* _Work required_
Leave every picture out and return the rest of the listing verbatim.

* _Source records_
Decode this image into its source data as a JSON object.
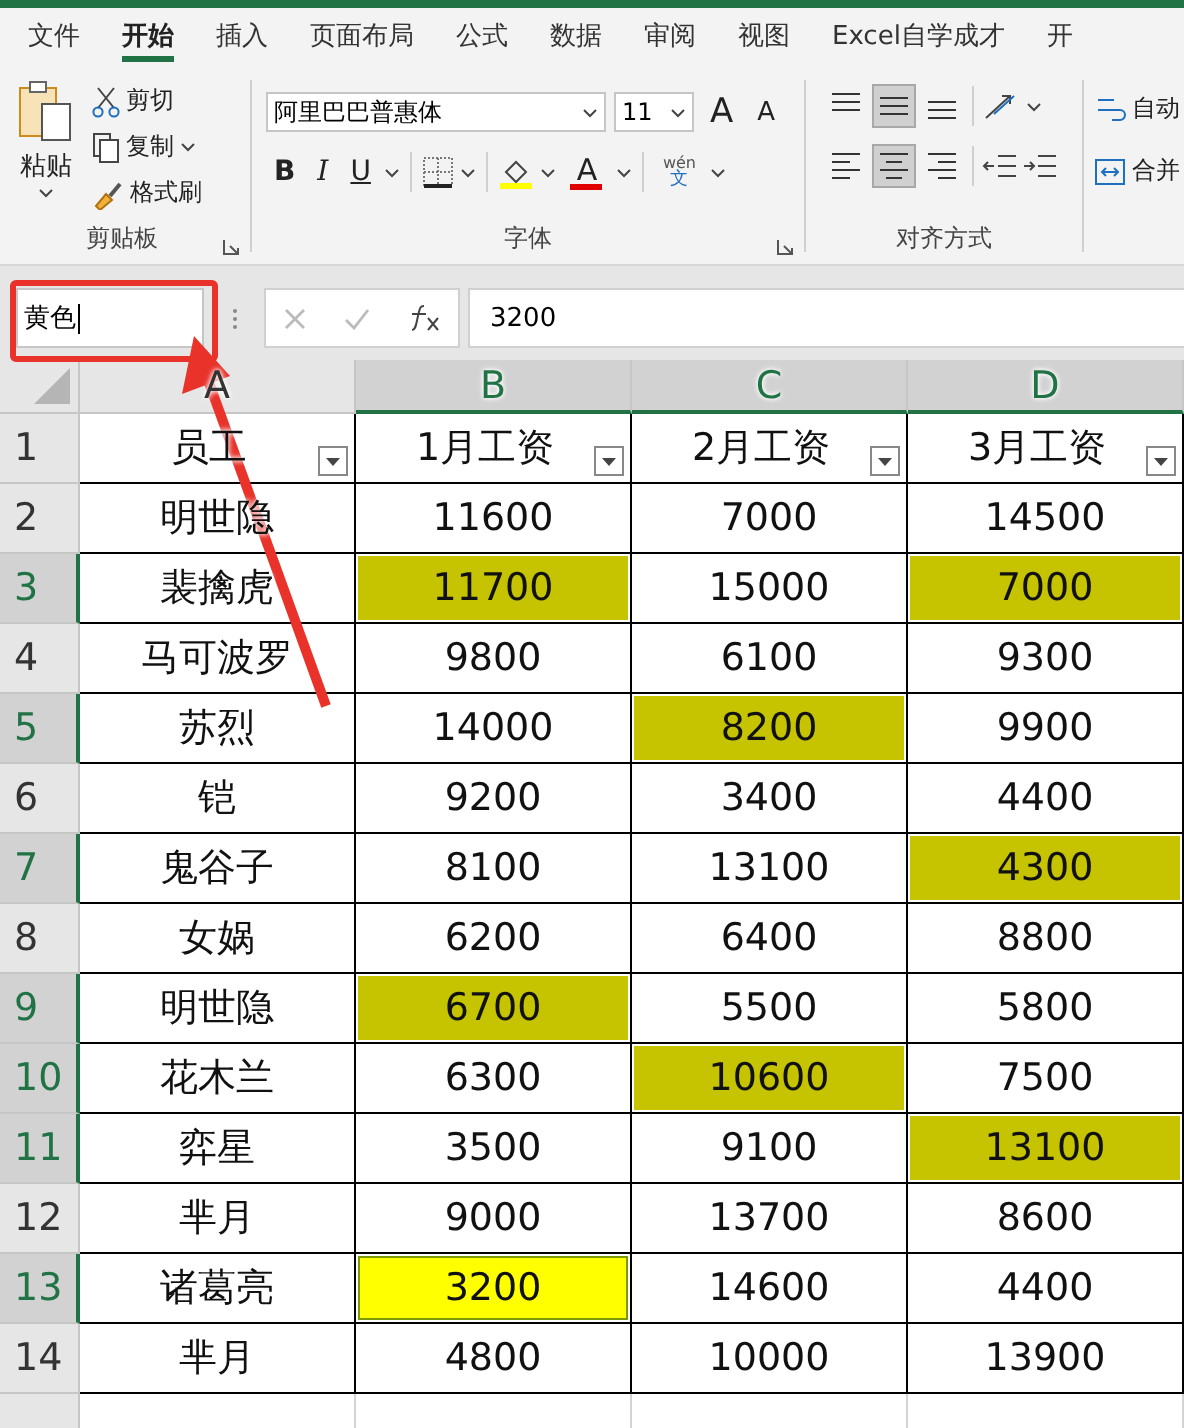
{
  "tabs": [
    {
      "label": "文件",
      "selected": false
    },
    {
      "label": "开始",
      "selected": true
    },
    {
      "label": "插入",
      "selected": false
    },
    {
      "label": "页面布局",
      "selected": false
    },
    {
      "label": "公式",
      "selected": false
    },
    {
      "label": "数据",
      "selected": false
    },
    {
      "label": "审阅",
      "selected": false
    },
    {
      "label": "视图",
      "selected": false
    },
    {
      "label": "Excel自学成才",
      "selected": false
    },
    {
      "label": "开",
      "selected": false
    }
  ],
  "clipboard": {
    "paste": "粘贴",
    "cut": "剪切",
    "copy": "复制",
    "format_painter": "格式刷",
    "label": "剪贴板"
  },
  "font": {
    "name": "阿里巴巴普惠体",
    "size": "11",
    "grow": "A",
    "shrink": "A",
    "bold": "B",
    "italic": "I",
    "underline": "U",
    "font_color": "A",
    "phonetic_top": "wén",
    "phonetic_bottom": "文",
    "label": "字体"
  },
  "alignment": {
    "buttons": [
      {
        "kind": "top",
        "pressed": false
      },
      {
        "kind": "middle",
        "pressed": true
      },
      {
        "kind": "bottom",
        "pressed": false
      },
      {
        "kind": "left",
        "pressed": false
      },
      {
        "kind": "center",
        "pressed": true
      },
      {
        "kind": "right",
        "pressed": false
      }
    ],
    "label": "对齐方式",
    "wrap": "自动",
    "merge": "合并"
  },
  "name_box": "黄色",
  "formula": "3200",
  "columns": [
    {
      "label": "A",
      "selected": false
    },
    {
      "label": "B",
      "selected": true
    },
    {
      "label": "C",
      "selected": true
    },
    {
      "label": "D",
      "selected": true
    }
  ],
  "rows": [
    {
      "number": "1",
      "selected": false,
      "kind": "header",
      "cells": [
        {
          "text": "员工",
          "selected": false,
          "active": false
        },
        {
          "text": "1月工资",
          "selected": false,
          "active": false
        },
        {
          "text": "2月工资",
          "selected": false,
          "active": false
        },
        {
          "text": "3月工资",
          "selected": false,
          "active": false
        }
      ]
    },
    {
      "number": "2",
      "selected": false,
      "kind": "data",
      "cells": [
        {
          "text": "明世隐",
          "selected": false,
          "active": false
        },
        {
          "text": "11600",
          "selected": false,
          "active": false
        },
        {
          "text": "7000",
          "selected": false,
          "active": false
        },
        {
          "text": "14500",
          "selected": false,
          "active": false
        }
      ]
    },
    {
      "number": "3",
      "selected": true,
      "kind": "data",
      "cells": [
        {
          "text": "裴擒虎",
          "selected": false,
          "active": false
        },
        {
          "text": "11700",
          "selected": true,
          "active": false
        },
        {
          "text": "15000",
          "selected": false,
          "active": false
        },
        {
          "text": "7000",
          "selected": true,
          "active": false
        }
      ]
    },
    {
      "number": "4",
      "selected": false,
      "kind": "data",
      "cells": [
        {
          "text": "马可波罗",
          "selected": false,
          "active": false
        },
        {
          "text": "9800",
          "selected": false,
          "active": false
        },
        {
          "text": "6100",
          "selected": false,
          "active": false
        },
        {
          "text": "9300",
          "selected": false,
          "active": false
        }
      ]
    },
    {
      "number": "5",
      "selected": true,
      "kind": "data",
      "cells": [
        {
          "text": "苏烈",
          "selected": false,
          "active": false
        },
        {
          "text": "14000",
          "selected": false,
          "active": false
        },
        {
          "text": "8200",
          "selected": true,
          "active": false
        },
        {
          "text": "9900",
          "selected": false,
          "active": false
        }
      ]
    },
    {
      "number": "6",
      "selected": false,
      "kind": "data",
      "cells": [
        {
          "text": "铠",
          "selected": false,
          "active": false
        },
        {
          "text": "9200",
          "selected": false,
          "active": false
        },
        {
          "text": "3400",
          "selected": false,
          "active": false
        },
        {
          "text": "4400",
          "selected": false,
          "active": false
        }
      ]
    },
    {
      "number": "7",
      "selected": true,
      "kind": "data",
      "cells": [
        {
          "text": "鬼谷子",
          "selected": false,
          "active": false
        },
        {
          "text": "8100",
          "selected": false,
          "active": false
        },
        {
          "text": "13100",
          "selected": false,
          "active": false
        },
        {
          "text": "4300",
          "selected": true,
          "active": false
        }
      ]
    },
    {
      "number": "8",
      "selected": false,
      "kind": "data",
      "cells": [
        {
          "text": "女娲",
          "selected": false,
          "active": false
        },
        {
          "text": "6200",
          "selected": false,
          "active": false
        },
        {
          "text": "6400",
          "selected": false,
          "active": false
        },
        {
          "text": "8800",
          "selected": false,
          "active": false
        }
      ]
    },
    {
      "number": "9",
      "selected": true,
      "kind": "data",
      "cells": [
        {
          "text": "明世隐",
          "selected": false,
          "active": false
        },
        {
          "text": "6700",
          "selected": true,
          "active": false
        },
        {
          "text": "5500",
          "selected": false,
          "active": false
        },
        {
          "text": "5800",
          "selected": false,
          "active": false
        }
      ]
    },
    {
      "number": "10",
      "selected": true,
      "kind": "data",
      "cells": [
        {
          "text": "花木兰",
          "selected": false,
          "active": false
        },
        {
          "text": "6300",
          "selected": false,
          "active": false
        },
        {
          "text": "10600",
          "selected": true,
          "active": false
        },
        {
          "text": "7500",
          "selected": false,
          "active": false
        }
      ]
    },
    {
      "number": "11",
      "selected": true,
      "kind": "data",
      "cells": [
        {
          "text": "弈星",
          "selected": false,
          "active": false
        },
        {
          "text": "3500",
          "selected": false,
          "active": false
        },
        {
          "text": "9100",
          "selected": false,
          "active": false
        },
        {
          "text": "13100",
          "selected": true,
          "active": false
        }
      ]
    },
    {
      "number": "12",
      "selected": false,
      "kind": "data",
      "cells": [
        {
          "text": "芈月",
          "selected": false,
          "active": false
        },
        {
          "text": "9000",
          "selected": false,
          "active": false
        },
        {
          "text": "13700",
          "selected": false,
          "active": false
        },
        {
          "text": "8600",
          "selected": false,
          "active": false
        }
      ]
    },
    {
      "number": "13",
      "selected": true,
      "kind": "data",
      "cells": [
        {
          "text": "诸葛亮",
          "selected": false,
          "active": false
        },
        {
          "text": "3200",
          "selected": true,
          "active": true
        },
        {
          "text": "14600",
          "selected": false,
          "active": false
        },
        {
          "text": "4400",
          "selected": false,
          "active": false
        }
      ]
    },
    {
      "number": "14",
      "selected": false,
      "kind": "data",
      "cells": [
        {
          "text": "芈月",
          "selected": false,
          "active": false
        },
        {
          "text": "4800",
          "selected": false,
          "active": false
        },
        {
          "text": "10000",
          "selected": false,
          "active": false
        },
        {
          "text": "13900",
          "selected": false,
          "active": false
        }
      ]
    }
  ]
}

* _Task response_
Decode this image into its source data as a JSON object.
{
  "tabs": [
    {
      "label": "文件",
      "selected": false
    },
    {
      "label": "开始",
      "selected": true
    },
    {
      "label": "插入",
      "selected": false
    },
    {
      "label": "页面布局",
      "selected": false
    },
    {
      "label": "公式",
      "selected": false
    },
    {
      "label": "数据",
      "selected": false
    },
    {
      "label": "审阅",
      "selected": false
    },
    {
      "label": "视图",
      "selected": false
    },
    {
      "label": "Excel自学成才",
      "selected": false
    },
    {
      "label": "开",
      "selected": false
    }
  ],
  "clipboard": {
    "paste": "粘贴",
    "cut": "剪切",
    "copy": "复制",
    "format_painter": "格式刷",
    "label": "剪贴板"
  },
  "font": {
    "name": "阿里巴巴普惠体",
    "size": "11",
    "grow": "A",
    "shrink": "A",
    "bold": "B",
    "italic": "I",
    "underline": "U",
    "font_color": "A",
    "phonetic_top": "wén",
    "phonetic_bottom": "文",
    "label": "字体"
  },
  "alignment": {
    "buttons": [
      {
        "kind": "top",
        "pressed": false
      },
      {
        "kind": "middle",
        "pressed": true
      },
      {
        "kind": "bottom",
        "pressed": false
      },
      {
        "kind": "left",
        "pressed": false
      },
      {
        "kind": "center",
        "pressed": true
      },
      {
        "kind": "right",
        "pressed": false
      }
    ],
    "label": "对齐方式",
    "wrap": "自动",
    "merge": "合并"
  },
  "name_box": "黄色",
  "formula": "3200",
  "columns": [
    {
      "label": "A",
      "selected": false
    },
    {
      "label": "B",
      "selected": true
    },
    {
      "label": "C",
      "selected": true
    },
    {
      "label": "D",
      "selected": true
    }
  ],
  "rows": [
    {
      "number": "1",
      "selected": false,
      "kind": "header",
      "cells": [
        {
          "text": "员工",
          "selected": false,
          "active": false
        },
        {
          "text": "1月工资",
          "selected": false,
          "active": false
        },
        {
          "text": "2月工资",
          "selected": false,
          "active": false
        },
        {
          "text": "3月工资",
          "selected": false,
          "active": false
        }
      ]
    },
    {
      "number": "2",
      "selected": false,
      "kind": "data",
      "cells": [
        {
          "text": "明世隐",
          "selected": false,
          "active": false
        },
        {
          "text": "11600",
          "selected": false,
          "active": false
        },
        {
          "text": "7000",
          "selected": false,
          "active": false
        },
        {
          "text": "14500",
          "selected": false,
          "active": false
        }
      ]
    },
    {
      "number": "3",
      "selected": true,
      "kind": "data",
      "cells": [
        {
          "text": "裴擒虎",
          "selected": false,
          "active": false
        },
        {
          "text": "11700",
          "selected": true,
          "active": false
        },
        {
          "text": "15000",
          "selected": false,
          "active": false
        },
        {
          "text": "7000",
          "selected": true,
          "active": false
        }
      ]
    },
    {
      "number": "4",
      "selected": false,
      "kind": "data",
      "cells": [
        {
          "text": "马可波罗",
          "selected": false,
          "active": false
        },
        {
          "text": "9800",
          "selected": false,
          "active": false
        },
        {
          "text": "6100",
          "selected": false,
          "active": false
        },
        {
          "text": "9300",
          "selected": false,
          "active": false
        }
      ]
    },
    {
      "number": "5",
      "selected": true,
      "kind": "data",
      "cells": [
        {
          "text": "苏烈",
          "selected": false,
          "active": false
        },
        {
          "text": "14000",
          "selected": false,
          "active": false
        },
        {
          "text": "8200",
          "selected": true,
          "active": false
        },
        {
          "text": "9900",
          "selected": false,
          "active": false
        }
      ]
    },
    {
      "number": "6",
      "selected": false,
      "kind": "data",
      "cells": [
        {
          "text": "铠",
          "selected": false,
          "active": false
        },
        {
          "text": "9200",
          "selected": false,
          "active": false
        },
        {
          "text": "3400",
          "selected": false,
          "active": false
        },
        {
          "text": "4400",
          "selected": false,
          "active": false
        }
      ]
    },
    {
      "number": "7",
      "selected": true,
      "kind": "data",
      "cells": [
        {
          "text": "鬼谷子",
          "selected": false,
          "active": false
        },
        {
          "text": "8100",
          "selected": false,
          "active": false
        },
        {
          "text": "13100",
          "selected": false,
          "active": false
        },
        {
          "text": "4300",
          "selected": true,
          "active": false
        }
      ]
    },
    {
      "number": "8",
      "selected": false,
      "kind": "data",
      "cells": [
        {
          "text": "女娲",
          "selected": false,
          "active": false
        },
        {
          "text": "6200",
          "selected": false,
          "active": false
        },
        {
          "text": "6400",
          "selected": false,
          "active": false
        },
        {
          "text": "8800",
          "selected": false,
          "active": false
        }
      ]
    },
    {
      "number": "9",
      "selected": true,
      "kind": "data",
      "cells": [
        {
          "text": "明世隐",
          "selected": false,
          "active": false
        },
        {
          "text": "6700",
          "selected": true,
          "active": false
        },
        {
          "text": "5500",
          "selected": false,
          "active": false
        },
        {
          "text": "5800",
          "selected": false,
          "active": false
        }
      ]
    },
    {
      "number": "10",
      "selected": true,
      "kind": "data",
      "cells": [
        {
          "text": "花木兰",
          "selected": false,
          "active": false
        },
        {
          "text": "6300",
          "selected": false,
          "active": false
        },
        {
          "text": "10600",
          "selected": true,
          "active": false
        },
        {
          "text": "7500",
          "selected": false,
          "active": false
        }
      ]
    },
    {
      "number": "11",
      "selected": true,
      "kind": "data",
      "cells": [
        {
          "text": "弈星",
          "selected": false,
          "active": false
        },
        {
          "text": "3500",
          "selected": false,
          "active": false
        },
        {
          "text": "9100",
          "selected": false,
          "active": false
        },
        {
          "text": "13100",
          "selected": true,
          "active": false
        }
      ]
    },
    {
      "number": "12",
      "selected": false,
      "kind": "data",
      "cells": [
        {
          "text": "芈月",
          "selected": false,
          "active": false
        },
        {
          "text": "9000",
          "selected": false,
          "active": false
        },
        {
          "text": "13700",
          "selected": false,
          "active": false
        },
        {
          "text": "8600",
          "selected": false,
          "active": false
        }
      ]
    },
    {
      "number": "13",
      "selected": true,
      "kind": "data",
      "cells": [
        {
          "text": "诸葛亮",
          "selected": false,
          "active": false
        },
        {
          "text": "3200",
          "selected": true,
          "active": true
        },
        {
          "text": "14600",
          "selected": false,
          "active": false
        },
        {
          "text": "4400",
          "selected": false,
          "active": false
        }
      ]
    },
    {
      "number": "14",
      "selected": false,
      "kind": "data",
      "cells": [
        {
          "text": "芈月",
          "selected": false,
          "active": false
        },
        {
          "text": "4800",
          "selected": false,
          "active": false
        },
        {
          "text": "10000",
          "selected": false,
          "active": false
        },
        {
          "text": "13900",
          "selected": false,
          "active": false
        }
      ]
    }
  ]
}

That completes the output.